Attitudes towards refugees and asylum seekers have also soured in Turkey in recent years. The country hosts around four million refugees – the largest refugee population in the world. Around 3.6 million are from neighbouring Syria and have been in the country, in some cases, for 10 years. Like Cuba, Turkey is in the midst of a severe economic crisis, and waning enthusiasm for hosting refugees has turned into outright hostility. That has manifested in protests, attacks against Syrians, and the Turkish government coercing some Syrians to return to Syria – despite human rights groups arguing that the country is still unsafe.

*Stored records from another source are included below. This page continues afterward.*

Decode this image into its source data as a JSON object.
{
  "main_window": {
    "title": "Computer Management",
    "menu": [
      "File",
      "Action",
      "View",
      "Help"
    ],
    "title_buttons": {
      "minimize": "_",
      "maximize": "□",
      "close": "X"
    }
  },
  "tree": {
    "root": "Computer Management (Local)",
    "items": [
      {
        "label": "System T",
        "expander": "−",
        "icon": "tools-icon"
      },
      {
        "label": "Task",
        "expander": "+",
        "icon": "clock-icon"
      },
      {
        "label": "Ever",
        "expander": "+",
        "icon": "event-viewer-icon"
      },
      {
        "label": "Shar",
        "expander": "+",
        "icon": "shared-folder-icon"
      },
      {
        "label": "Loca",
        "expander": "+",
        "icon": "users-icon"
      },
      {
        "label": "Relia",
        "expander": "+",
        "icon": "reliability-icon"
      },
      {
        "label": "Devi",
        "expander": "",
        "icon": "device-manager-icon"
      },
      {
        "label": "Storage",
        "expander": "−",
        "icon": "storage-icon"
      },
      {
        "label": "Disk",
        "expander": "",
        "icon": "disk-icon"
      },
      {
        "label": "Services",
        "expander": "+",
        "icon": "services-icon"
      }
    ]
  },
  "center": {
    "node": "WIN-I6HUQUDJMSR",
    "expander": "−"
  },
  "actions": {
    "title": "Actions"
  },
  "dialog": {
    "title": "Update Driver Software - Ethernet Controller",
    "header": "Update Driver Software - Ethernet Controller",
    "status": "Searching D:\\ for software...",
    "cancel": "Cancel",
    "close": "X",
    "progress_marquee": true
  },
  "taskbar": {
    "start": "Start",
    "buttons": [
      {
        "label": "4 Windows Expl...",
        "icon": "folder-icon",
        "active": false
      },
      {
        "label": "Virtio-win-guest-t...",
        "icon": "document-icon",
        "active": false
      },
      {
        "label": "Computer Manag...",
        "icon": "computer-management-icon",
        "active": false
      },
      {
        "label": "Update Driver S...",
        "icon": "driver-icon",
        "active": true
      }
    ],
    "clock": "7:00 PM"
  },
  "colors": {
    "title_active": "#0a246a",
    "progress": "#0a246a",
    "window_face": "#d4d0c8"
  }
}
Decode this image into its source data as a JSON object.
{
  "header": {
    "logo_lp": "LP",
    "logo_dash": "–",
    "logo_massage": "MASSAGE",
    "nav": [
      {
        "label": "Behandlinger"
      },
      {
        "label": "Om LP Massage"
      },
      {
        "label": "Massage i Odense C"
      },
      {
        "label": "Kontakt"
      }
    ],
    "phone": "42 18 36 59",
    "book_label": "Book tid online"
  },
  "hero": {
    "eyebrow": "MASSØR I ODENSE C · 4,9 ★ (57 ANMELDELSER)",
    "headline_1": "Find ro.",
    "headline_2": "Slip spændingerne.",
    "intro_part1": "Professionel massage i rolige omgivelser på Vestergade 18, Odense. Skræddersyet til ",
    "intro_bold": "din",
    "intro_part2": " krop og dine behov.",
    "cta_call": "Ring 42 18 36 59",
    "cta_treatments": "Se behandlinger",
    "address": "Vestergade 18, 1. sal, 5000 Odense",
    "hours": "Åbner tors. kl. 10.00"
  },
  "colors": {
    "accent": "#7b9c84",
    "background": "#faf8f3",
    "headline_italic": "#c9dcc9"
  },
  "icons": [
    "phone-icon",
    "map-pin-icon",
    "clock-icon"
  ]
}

It is not an easy setting for a comparatively small number of Cubans who never intended to be there to get their footing. Turkey only grants international protection to asylum seekers from non-European countries on an ad hoc basis, and, so far, it does not have a specific policy for managing the Cubans
Alvaro said he reported his pushback to the Turkish police. “Instead of providing any help, they issued a deportation order and made me sign a two-year restriction to enter Turkey,” he told The New Humanitarian. Three other Cuban nationals who are in the same situation as Alvaro confirmed that they had also received deportation orders when they reported their pushbacks to police.
Alvaro and the other Cubans are undocumented after Greek authorities took their passports. The risk of destitution and deportation is an anxiety that adds to the trauma of the pushbacks. “It is very difficult to have a place to stay, because nobody rents to you if you are undocumented, and to pay the rent is also hard,” said Castillo.
Cubans in Castillo’s and Alvaro’s situation have little choice but to find informal work in factories or restaurants, often for less than $2 an hour. “My first job was washing dishes for 3,000 Turkish Lira [about $200] a month,” Alvaro said. “But my family and partner also sent me money. I wouldn’t survive here without their support.”
As Castillo explained: “I was hoping to have some kind of respect and protection within Europe. But it turned out to be the most dangerous place I have ever been.”
*Castillo and Alvaro are pseudonyms used to protect the identities of the people interviewed for this piece.
Edited by Eric Reidy